First of all, they don't make the Power Play distinction regarding the Plus/Minus calculation, which leads to more speculation that the authors don't really know much about hockey. You could have a team that's above average at Even Strength, with lousy special teams, and their Plus/Minus will look much better than their win/loss record would indicate.
Another example of commingled variables is using PIM and the count of Major Penalties. Majors are a component of overall PIM, so including these together only muddies the waters further.
IV. REGRESSION RESULTS
Here follows the outcome of this mish-mash. Two conclusions were cited in the National Post article regarding Major Penalties - "For each penalty minute served, a team accrued 0.07 points and decreased their opponent's scoring by 0.24 goals."
First, I believe they mistate the numbers in the paper, which refers to the Number of Majors, not the number of penalty minutes served. The coefficient for Majors to Team Points is indeed 0.07587 in this study. What the National Post overlooks is that if you're going to take a Major, you also need to account for the 5 PIM, which has a coefficient of -0.01087, so the net result (even using the paper's shoddy analysis) would be 0.02152, much less than was cited. As for the impact on opponent scoring (0.24 Goals Against reduction per Major), I just don't see that in here. The only table included regarding Goals Against uses logarithmic data, so perhaps I'm missing something.
By and large, the numbers match up with amazing precision and seem to point to some radical results. But that's really because they were hopelessly intertwined to begin with.
The real firebomb is right here:
As MAJORS were found to have a positive effect on PTS and a negative effect on GA, this implies that Major Penalties (more specifically fighting) do in fact aid a team’s success.
First of all, there is nothing in the study that suggests that fighting majors have any different effect than other major penalties. The authors are making an unwise leap here.
Even though fighting results in a penalty, it is shown to be able to jump start a team into action and elicit better play. For example, if a team is not playing well, a player might start a fight with the opposing team in order to get the momentum of the game back on his side.
Again, there is no evidence in the study to suggest this. They certainly don't look at event sequencing, to see if teams score goals after taking major penalties, or instead take those penalties once they have a safe lead.
Overall, this looks like something an undergrad would put together, as an exercise in how to build a statistical study around a topic of their choice. Then the professor would rip it apart and send them back for better data to work with before drawing such assertive conclusions.

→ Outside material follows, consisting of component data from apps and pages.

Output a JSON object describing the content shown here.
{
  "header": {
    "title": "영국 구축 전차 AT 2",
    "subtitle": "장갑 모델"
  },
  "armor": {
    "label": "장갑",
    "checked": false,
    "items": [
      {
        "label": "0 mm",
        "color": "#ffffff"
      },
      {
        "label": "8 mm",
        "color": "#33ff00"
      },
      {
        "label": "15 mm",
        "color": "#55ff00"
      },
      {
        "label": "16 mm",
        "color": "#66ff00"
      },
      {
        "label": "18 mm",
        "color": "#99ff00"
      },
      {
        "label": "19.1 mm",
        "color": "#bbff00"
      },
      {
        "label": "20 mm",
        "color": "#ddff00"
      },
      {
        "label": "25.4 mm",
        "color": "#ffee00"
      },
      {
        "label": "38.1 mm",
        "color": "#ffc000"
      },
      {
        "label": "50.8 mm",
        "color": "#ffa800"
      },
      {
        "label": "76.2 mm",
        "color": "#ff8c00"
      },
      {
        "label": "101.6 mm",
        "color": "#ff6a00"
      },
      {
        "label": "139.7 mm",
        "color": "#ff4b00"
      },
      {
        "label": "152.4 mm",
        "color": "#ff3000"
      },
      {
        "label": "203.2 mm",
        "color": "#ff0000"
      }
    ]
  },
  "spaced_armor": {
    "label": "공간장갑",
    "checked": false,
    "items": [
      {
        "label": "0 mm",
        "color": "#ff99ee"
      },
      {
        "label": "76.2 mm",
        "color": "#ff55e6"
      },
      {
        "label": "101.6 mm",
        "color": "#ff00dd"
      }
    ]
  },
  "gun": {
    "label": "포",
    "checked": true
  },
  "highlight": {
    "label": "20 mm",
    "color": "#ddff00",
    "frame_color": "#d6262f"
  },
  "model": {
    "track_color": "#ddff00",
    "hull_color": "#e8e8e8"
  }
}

The work I do here in this blog isn't as formal as these authors are trying to be, in part because I think at this stage the interesting work lies in identifying fruitful areas for future study. Papers like this only serve to cast a disparaging light on the work of hockey statisticians in general, by publicizing absurd claims which fly in the face of both common sense and critical judgement. I'm an economist by training, but I wouldn't jump to use the economist's toolbox in this field before I truly felt confident that the source material is valid, and that the results would be useful. This study fails in both those areas.